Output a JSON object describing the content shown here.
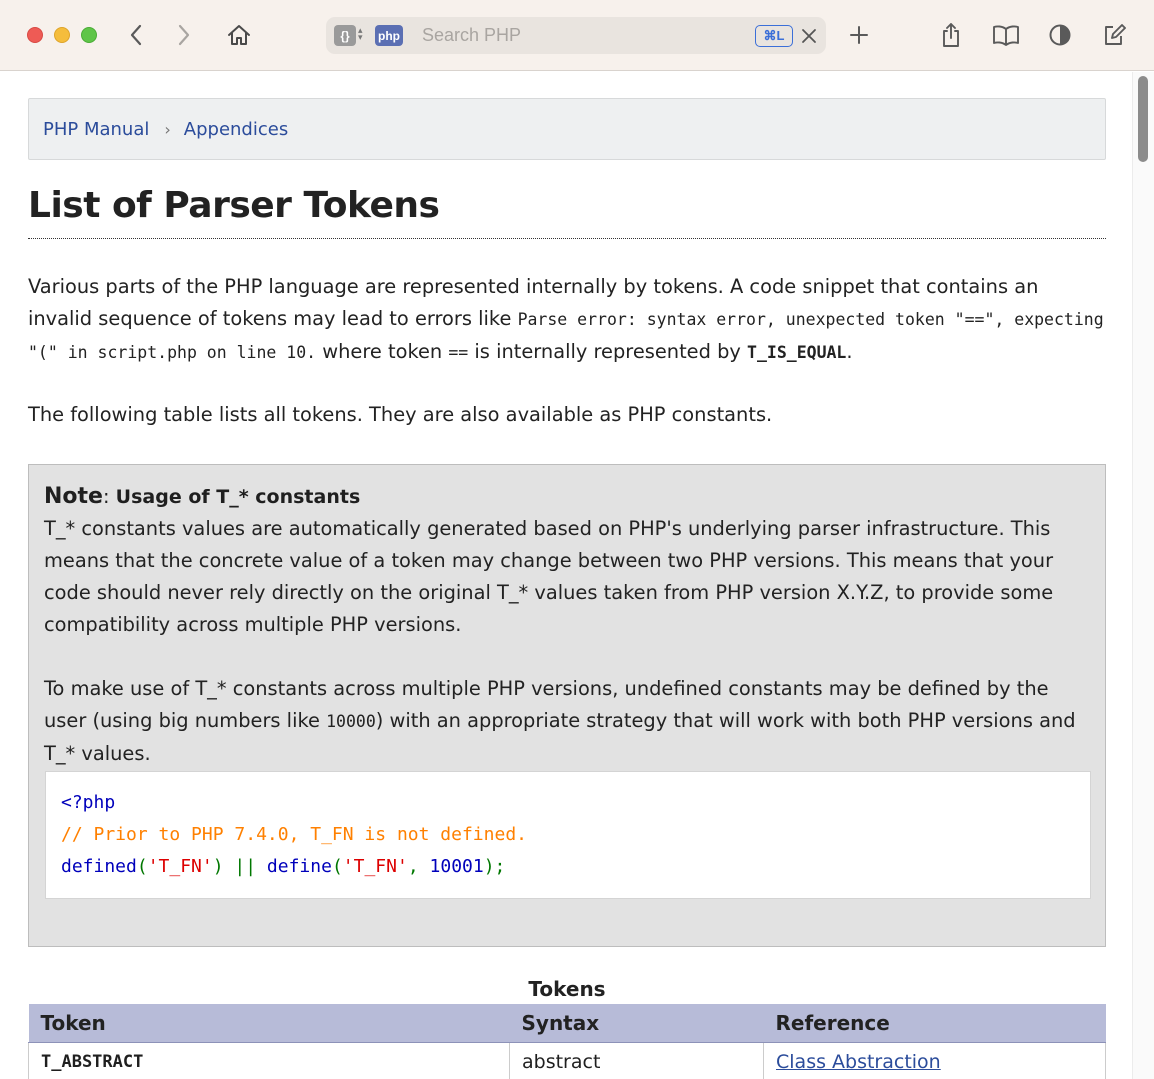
{
  "toolbar": {
    "search_placeholder": "Search PHP",
    "extension_chip_1": "{}",
    "extension_chip_2": "php",
    "shortcut_badge": "⌘L"
  },
  "breadcrumb": {
    "items": [
      "PHP Manual",
      "Appendices"
    ],
    "separator": "›"
  },
  "page": {
    "title": "List of Parser Tokens",
    "intro": {
      "text_1": "Various parts of the PHP language are represented internally by tokens. A code snippet that contains an invalid sequence of tokens may lead to errors like ",
      "code_1": "Parse error: syntax error, unexpected token \"==\", expecting \"(\" in script.php on line 10.",
      "text_2": " where token ",
      "code_2": "==",
      "text_3": " is internally represented by ",
      "code_3": "T_IS_EQUAL",
      "text_4": "."
    },
    "table_intro": "The following table lists all tokens. They are also available as PHP constants."
  },
  "note": {
    "label": "Note",
    "colon": ": ",
    "title": "Usage of T_* constants",
    "paragraph_1": "T_* constants values are automatically generated based on PHP's underlying parser infrastructure. This means that the concrete value of a token may change between two PHP versions. This means that your code should never rely directly on the original T_* values taken from PHP version X.Y.Z, to provide some compatibility across multiple PHP versions.",
    "paragraph_2_a": "To make use of T_* constants across multiple PHP versions, undefined constants may be defined by the user (using big numbers like ",
    "paragraph_2_code": "10000",
    "paragraph_2_b": ") with an appropriate strategy that will work with both PHP versions and T_* values.",
    "code": {
      "line_1": "<?php",
      "line_2": "// Prior to PHP 7.4.0, T_FN is not defined.",
      "line_3_fn1": "defined",
      "line_3_p1": "(",
      "line_3_s1": "'T_FN'",
      "line_3_op": ") || ",
      "line_3_fn2": "define",
      "line_3_p2": "(",
      "line_3_s2": "'T_FN'",
      "line_3_comma": ", ",
      "line_3_num": "10001",
      "line_3_end": ");"
    }
  },
  "tokens_table": {
    "caption": "Tokens",
    "headers": [
      "Token",
      "Syntax",
      "Reference"
    ],
    "rows": [
      {
        "token": "T_ABSTRACT",
        "syntax": "abstract",
        "reference": "Class Abstraction"
      }
    ]
  },
  "colors": {
    "link": "#2b4c9b",
    "table_header": "#b7bbd8",
    "note_bg": "#e2e2e2",
    "code_keyword": "#0000bb",
    "code_comment": "#ff8000",
    "code_string": "#dd0000",
    "code_operator": "#007700"
  }
}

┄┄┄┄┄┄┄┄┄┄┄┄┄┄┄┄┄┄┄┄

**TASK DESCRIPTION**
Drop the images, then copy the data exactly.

**ANSWER TO THIS PROBLEM**
Output a JSON object describing the content shown here.
{
  "toolbar": {
    "search_placeholder": "Search PHP",
    "extension_chip_1": "{}",
    "extension_chip_2": "php",
    "shortcut_badge": "⌘L"
  },
  "breadcrumb": {
    "items": [
      "PHP Manual",
      "Appendices"
    ],
    "separator": "›"
  },
  "page": {
    "title": "List of Parser Tokens",
    "intro": {
      "text_1": "Various parts of the PHP language are represented internally by tokens. A code snippet that contains an invalid sequence of tokens may lead to errors like ",
      "code_1": "Parse error: syntax error, unexpected token \"==\", expecting \"(\" in script.php on line 10.",
      "text_2": " where token ",
      "code_2": "==",
      "text_3": " is internally represented by ",
      "code_3": "T_IS_EQUAL",
      "text_4": "."
    },
    "table_intro": "The following table lists all tokens. They are also available as PHP constants."
  },
  "note": {
    "label": "Note",
    "colon": ": ",
    "title": "Usage of T_* constants",
    "paragraph_1": "T_* constants values are automatically generated based on PHP's underlying parser infrastructure. This means that the concrete value of a token may change between two PHP versions. This means that your code should never rely directly on the original T_* values taken from PHP version X.Y.Z, to provide some compatibility across multiple PHP versions.",
    "paragraph_2_a": "To make use of T_* constants across multiple PHP versions, undefined constants may be defined by the user (using big numbers like ",
    "paragraph_2_code": "10000",
    "paragraph_2_b": ") with an appropriate strategy that will work with both PHP versions and T_* values.",
    "code": {
      "line_1": "<?php",
      "line_2": "// Prior to PHP 7.4.0, T_FN is not defined.",
      "line_3_fn1": "defined",
      "line_3_p1": "(",
      "line_3_s1": "'T_FN'",
      "line_3_op": ") || ",
      "line_3_fn2": "define",
      "line_3_p2": "(",
      "line_3_s2": "'T_FN'",
      "line_3_comma": ", ",
      "line_3_num": "10001",
      "line_3_end": ");"
    }
  },
  "tokens_table": {
    "caption": "Tokens",
    "headers": [
      "Token",
      "Syntax",
      "Reference"
    ],
    "rows": [
      {
        "token": "T_ABSTRACT",
        "syntax": "abstract",
        "reference": "Class Abstraction"
      }
    ]
  },
  "colors": {
    "link": "#2b4c9b",
    "table_header": "#b7bbd8",
    "note_bg": "#e2e2e2",
    "code_keyword": "#0000bb",
    "code_comment": "#ff8000",
    "code_string": "#dd0000",
    "code_operator": "#007700"
  }
}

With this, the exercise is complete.